(Stored items from a collection)
··········
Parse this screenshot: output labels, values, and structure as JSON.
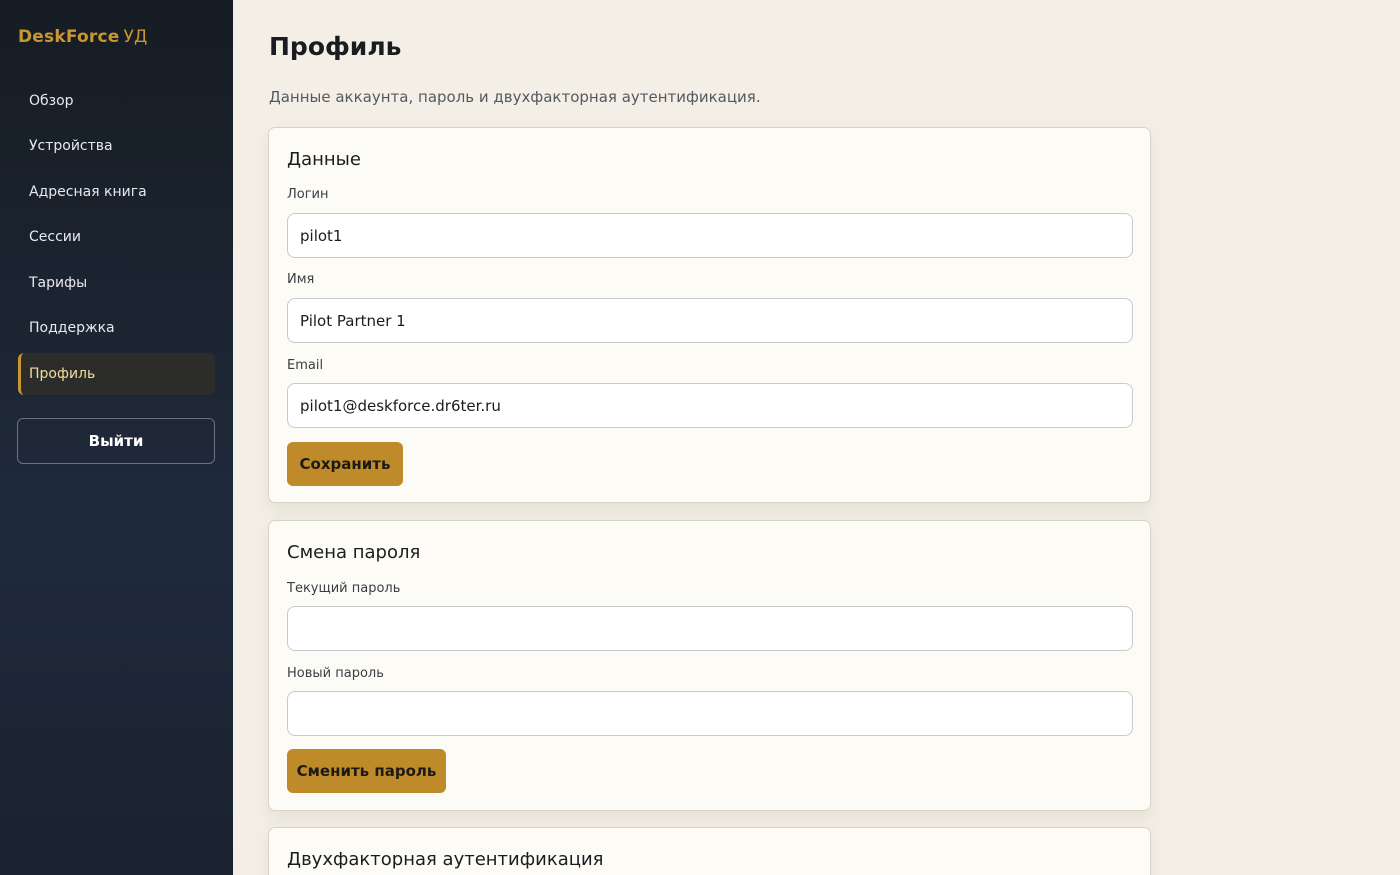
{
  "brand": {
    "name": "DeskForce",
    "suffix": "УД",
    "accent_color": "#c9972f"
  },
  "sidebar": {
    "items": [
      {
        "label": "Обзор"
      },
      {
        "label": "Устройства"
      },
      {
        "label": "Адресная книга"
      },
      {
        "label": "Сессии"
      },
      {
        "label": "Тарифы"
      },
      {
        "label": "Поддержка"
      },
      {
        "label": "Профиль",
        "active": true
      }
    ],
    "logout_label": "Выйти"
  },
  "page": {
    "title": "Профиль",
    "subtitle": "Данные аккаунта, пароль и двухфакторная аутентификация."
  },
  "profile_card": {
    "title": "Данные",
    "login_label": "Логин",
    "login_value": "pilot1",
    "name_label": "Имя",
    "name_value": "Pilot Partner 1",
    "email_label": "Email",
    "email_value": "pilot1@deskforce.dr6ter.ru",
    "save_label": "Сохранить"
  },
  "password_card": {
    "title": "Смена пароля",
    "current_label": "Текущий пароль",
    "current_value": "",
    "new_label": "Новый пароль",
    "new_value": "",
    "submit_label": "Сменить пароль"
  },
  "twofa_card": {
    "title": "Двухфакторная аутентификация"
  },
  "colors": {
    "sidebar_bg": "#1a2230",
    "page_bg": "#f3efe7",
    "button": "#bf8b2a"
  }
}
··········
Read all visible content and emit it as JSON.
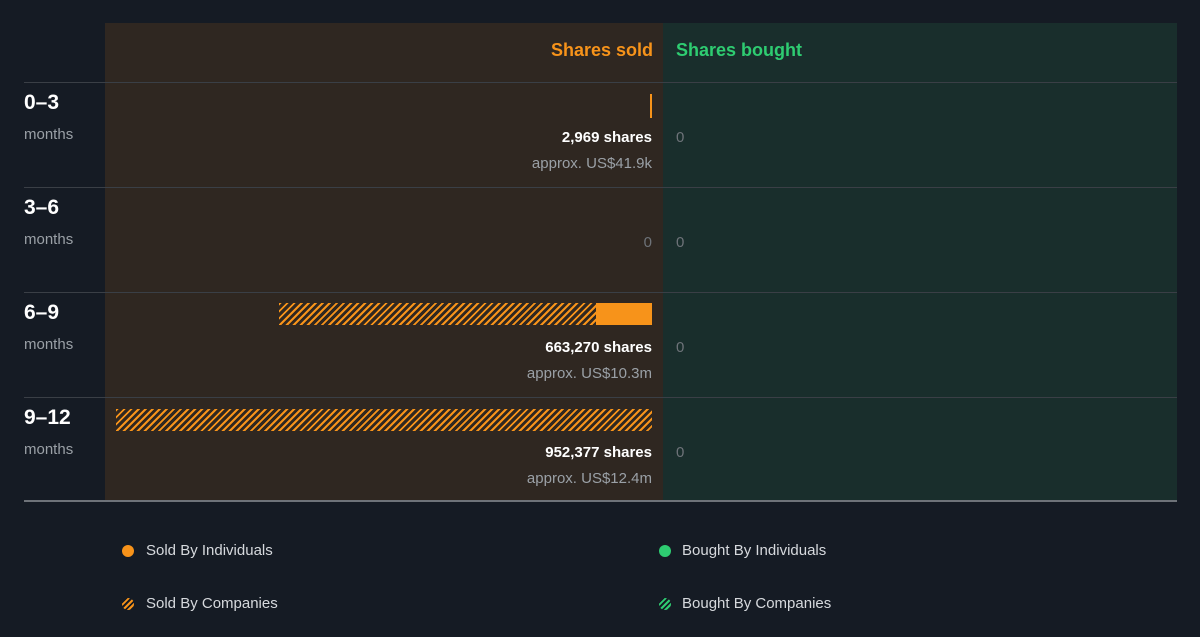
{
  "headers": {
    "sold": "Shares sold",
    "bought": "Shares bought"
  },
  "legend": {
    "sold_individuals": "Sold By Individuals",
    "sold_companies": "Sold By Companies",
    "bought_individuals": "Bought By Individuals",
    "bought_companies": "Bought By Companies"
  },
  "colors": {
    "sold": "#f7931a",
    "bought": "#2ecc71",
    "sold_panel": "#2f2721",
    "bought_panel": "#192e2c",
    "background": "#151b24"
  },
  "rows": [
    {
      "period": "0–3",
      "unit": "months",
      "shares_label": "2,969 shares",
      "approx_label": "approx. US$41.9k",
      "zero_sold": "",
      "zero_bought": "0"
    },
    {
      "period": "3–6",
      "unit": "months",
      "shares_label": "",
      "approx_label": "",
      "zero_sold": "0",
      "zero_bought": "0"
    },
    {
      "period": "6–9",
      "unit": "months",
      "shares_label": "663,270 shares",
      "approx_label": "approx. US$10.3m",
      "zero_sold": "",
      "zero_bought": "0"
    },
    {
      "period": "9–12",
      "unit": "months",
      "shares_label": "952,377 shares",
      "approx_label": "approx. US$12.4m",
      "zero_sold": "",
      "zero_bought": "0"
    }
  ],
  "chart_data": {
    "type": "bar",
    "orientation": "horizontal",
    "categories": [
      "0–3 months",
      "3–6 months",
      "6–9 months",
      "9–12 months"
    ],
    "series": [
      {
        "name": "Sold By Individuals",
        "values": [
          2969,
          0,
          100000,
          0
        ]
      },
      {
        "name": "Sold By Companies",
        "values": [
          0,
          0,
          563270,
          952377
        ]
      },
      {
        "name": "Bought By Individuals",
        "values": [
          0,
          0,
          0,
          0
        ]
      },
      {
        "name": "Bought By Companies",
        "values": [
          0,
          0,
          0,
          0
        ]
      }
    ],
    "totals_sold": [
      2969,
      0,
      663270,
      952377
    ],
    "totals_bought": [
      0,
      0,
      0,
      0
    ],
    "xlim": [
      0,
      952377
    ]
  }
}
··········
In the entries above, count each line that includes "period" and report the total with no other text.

__Your solution__. 4